Lee says MyTown and its unnamed, new products (he was tight-lipped on details but expect major announcements in the next few weeks) will build on that base with a host of new features that will increase the value of the check-in experience. Lee talked in abstracts, but he is interested in adding layers of information on top of the basic GPS check-in: “it’s about validating the activity you do in the real world— a check-in only takes you 70% there.” Booyah is interested in unlocking the information surrounding a check-in through QR codes, bar code scanning, the Facebook Open Graph, etc. For example, instead of just checking into your gym, imagine if you could easily transmit information about your workout, or if you’re at a store, automatically telling your friends what items you like. It’s not clear how these new tools will be implemented but they obviously represent a huge opportunity for Booyah and others, if properly executed. If MyTown, or one of Booyah’s mystery projects, became a popular retail/shopping tool, Booyah would amass valuable consumer data and possibly new monetization opportunities.

On the subject of monetization, Lee would not disclose whether Booyah was in the black, but revenues are indeed rising. Earlier this month, MyTown was averaging 6.7 million virtual item impressions per day, now it’s averaging 8.3 million a day (or 250 million a month). Why does that matter? The popularity of paid virtual goods, which account for 1/3 of MyTown’s revenues, is fueling growth— although the MyTown iPhone app is free it’s a frequent member of Apple’s Top 50 grossing list thanks to the large volume of virtual purchases. Booyah is also making money from paid partnerships with large clients like H&M and the Travel Channel.  Lee says he’s quickly shoveling money back into the company, to expand their product, prepare for the move into foreign markets and to grow the staff.

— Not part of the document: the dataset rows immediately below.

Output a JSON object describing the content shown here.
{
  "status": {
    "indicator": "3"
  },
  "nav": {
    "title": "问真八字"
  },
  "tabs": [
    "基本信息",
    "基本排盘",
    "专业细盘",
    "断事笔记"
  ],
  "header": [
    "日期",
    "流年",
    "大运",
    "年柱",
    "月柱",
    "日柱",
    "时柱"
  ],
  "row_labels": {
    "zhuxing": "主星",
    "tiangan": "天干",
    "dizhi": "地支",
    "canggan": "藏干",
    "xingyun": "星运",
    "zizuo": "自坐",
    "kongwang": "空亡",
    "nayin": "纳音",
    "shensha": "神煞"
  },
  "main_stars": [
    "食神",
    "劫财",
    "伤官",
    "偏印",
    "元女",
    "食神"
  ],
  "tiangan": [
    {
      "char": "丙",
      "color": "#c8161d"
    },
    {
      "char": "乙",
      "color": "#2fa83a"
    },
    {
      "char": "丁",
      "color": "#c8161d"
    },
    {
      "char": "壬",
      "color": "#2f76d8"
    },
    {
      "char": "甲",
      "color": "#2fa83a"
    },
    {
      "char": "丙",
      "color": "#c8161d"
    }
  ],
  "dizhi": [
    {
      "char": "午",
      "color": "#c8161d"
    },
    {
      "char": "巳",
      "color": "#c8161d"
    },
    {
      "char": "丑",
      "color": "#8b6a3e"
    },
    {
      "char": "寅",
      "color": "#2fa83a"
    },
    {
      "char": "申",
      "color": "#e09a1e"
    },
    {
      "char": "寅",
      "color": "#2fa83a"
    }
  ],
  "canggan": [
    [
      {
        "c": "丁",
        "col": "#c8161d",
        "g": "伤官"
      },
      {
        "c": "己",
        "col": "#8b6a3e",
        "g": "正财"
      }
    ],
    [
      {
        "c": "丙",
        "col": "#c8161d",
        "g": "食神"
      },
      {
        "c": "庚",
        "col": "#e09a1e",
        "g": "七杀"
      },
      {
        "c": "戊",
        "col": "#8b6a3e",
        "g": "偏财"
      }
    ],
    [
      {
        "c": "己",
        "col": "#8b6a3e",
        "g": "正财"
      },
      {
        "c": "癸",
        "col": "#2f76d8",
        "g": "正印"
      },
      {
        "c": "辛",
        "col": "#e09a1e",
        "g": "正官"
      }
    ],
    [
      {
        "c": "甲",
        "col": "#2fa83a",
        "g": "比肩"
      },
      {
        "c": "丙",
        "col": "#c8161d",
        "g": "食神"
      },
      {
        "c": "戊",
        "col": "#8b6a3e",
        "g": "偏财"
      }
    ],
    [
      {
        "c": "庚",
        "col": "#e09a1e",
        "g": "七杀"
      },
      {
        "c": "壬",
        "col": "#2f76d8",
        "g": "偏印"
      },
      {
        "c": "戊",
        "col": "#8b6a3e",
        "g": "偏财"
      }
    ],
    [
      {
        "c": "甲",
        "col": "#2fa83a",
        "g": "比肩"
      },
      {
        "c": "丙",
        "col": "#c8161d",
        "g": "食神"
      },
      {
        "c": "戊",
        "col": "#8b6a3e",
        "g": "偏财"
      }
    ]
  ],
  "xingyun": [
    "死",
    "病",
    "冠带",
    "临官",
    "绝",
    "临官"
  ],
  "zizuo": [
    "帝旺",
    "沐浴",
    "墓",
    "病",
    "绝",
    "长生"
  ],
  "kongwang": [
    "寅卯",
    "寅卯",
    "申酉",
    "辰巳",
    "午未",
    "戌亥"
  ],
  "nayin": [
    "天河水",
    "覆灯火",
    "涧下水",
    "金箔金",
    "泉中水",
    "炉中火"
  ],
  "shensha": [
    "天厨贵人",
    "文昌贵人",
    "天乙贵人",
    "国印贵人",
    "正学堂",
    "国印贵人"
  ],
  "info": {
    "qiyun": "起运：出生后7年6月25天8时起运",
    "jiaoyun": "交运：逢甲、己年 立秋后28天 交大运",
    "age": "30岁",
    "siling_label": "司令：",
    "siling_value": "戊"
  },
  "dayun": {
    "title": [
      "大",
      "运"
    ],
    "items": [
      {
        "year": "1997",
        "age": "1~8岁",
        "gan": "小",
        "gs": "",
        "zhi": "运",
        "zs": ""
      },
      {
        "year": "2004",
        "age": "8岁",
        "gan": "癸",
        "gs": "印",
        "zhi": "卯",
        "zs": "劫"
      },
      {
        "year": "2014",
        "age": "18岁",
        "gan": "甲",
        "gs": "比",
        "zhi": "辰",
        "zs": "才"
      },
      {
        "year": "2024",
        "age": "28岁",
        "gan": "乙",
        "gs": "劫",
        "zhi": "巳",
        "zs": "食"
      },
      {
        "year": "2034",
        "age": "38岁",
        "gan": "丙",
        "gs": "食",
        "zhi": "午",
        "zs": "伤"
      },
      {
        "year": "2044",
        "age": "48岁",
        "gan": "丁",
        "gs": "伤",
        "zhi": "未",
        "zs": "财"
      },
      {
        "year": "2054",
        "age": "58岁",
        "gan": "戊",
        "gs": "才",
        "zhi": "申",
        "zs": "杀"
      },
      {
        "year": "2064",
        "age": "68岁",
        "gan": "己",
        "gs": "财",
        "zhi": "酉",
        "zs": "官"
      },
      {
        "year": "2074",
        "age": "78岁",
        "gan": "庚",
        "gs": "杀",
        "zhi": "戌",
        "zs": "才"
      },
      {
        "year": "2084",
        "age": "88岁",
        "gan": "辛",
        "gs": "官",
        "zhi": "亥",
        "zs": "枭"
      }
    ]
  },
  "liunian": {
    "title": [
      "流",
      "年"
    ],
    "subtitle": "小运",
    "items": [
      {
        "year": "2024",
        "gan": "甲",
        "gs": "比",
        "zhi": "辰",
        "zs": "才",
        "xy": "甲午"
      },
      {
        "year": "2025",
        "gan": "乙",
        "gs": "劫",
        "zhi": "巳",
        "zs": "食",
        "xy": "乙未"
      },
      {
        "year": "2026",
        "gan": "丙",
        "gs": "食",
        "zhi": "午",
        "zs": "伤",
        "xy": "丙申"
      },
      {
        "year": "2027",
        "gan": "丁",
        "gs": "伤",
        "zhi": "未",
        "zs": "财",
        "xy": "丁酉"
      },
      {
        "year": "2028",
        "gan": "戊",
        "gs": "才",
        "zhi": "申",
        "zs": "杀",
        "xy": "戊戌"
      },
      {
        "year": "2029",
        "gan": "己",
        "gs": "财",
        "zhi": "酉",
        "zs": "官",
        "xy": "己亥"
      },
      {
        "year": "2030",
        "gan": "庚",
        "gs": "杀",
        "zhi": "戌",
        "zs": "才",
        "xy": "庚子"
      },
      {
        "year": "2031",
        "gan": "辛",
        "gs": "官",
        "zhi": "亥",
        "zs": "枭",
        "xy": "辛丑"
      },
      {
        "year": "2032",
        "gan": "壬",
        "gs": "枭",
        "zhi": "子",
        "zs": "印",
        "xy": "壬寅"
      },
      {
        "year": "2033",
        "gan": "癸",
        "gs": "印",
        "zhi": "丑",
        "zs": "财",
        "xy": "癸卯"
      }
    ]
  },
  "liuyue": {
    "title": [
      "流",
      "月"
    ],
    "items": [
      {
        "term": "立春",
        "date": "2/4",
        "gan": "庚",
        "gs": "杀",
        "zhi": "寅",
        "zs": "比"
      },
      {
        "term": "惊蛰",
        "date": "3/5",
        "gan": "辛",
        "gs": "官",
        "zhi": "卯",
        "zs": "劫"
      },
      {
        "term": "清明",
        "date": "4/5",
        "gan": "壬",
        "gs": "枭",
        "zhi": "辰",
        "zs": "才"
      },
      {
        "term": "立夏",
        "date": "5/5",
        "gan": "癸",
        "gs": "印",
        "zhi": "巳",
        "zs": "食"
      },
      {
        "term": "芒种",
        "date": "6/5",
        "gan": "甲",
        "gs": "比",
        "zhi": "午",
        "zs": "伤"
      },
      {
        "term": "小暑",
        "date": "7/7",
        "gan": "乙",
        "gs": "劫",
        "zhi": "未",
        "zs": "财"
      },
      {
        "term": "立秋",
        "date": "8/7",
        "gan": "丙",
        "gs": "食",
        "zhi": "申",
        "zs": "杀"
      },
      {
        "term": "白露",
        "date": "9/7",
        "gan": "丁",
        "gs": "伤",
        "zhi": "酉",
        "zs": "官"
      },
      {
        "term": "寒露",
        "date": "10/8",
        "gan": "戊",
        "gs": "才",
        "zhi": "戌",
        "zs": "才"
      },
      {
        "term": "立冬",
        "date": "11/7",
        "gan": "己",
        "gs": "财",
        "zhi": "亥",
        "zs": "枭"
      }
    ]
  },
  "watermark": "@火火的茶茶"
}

He says a major portion of the new funds will be used to hire the right talent— expect Booyah to nearly double its staff from 24 to 40 by the end of this year.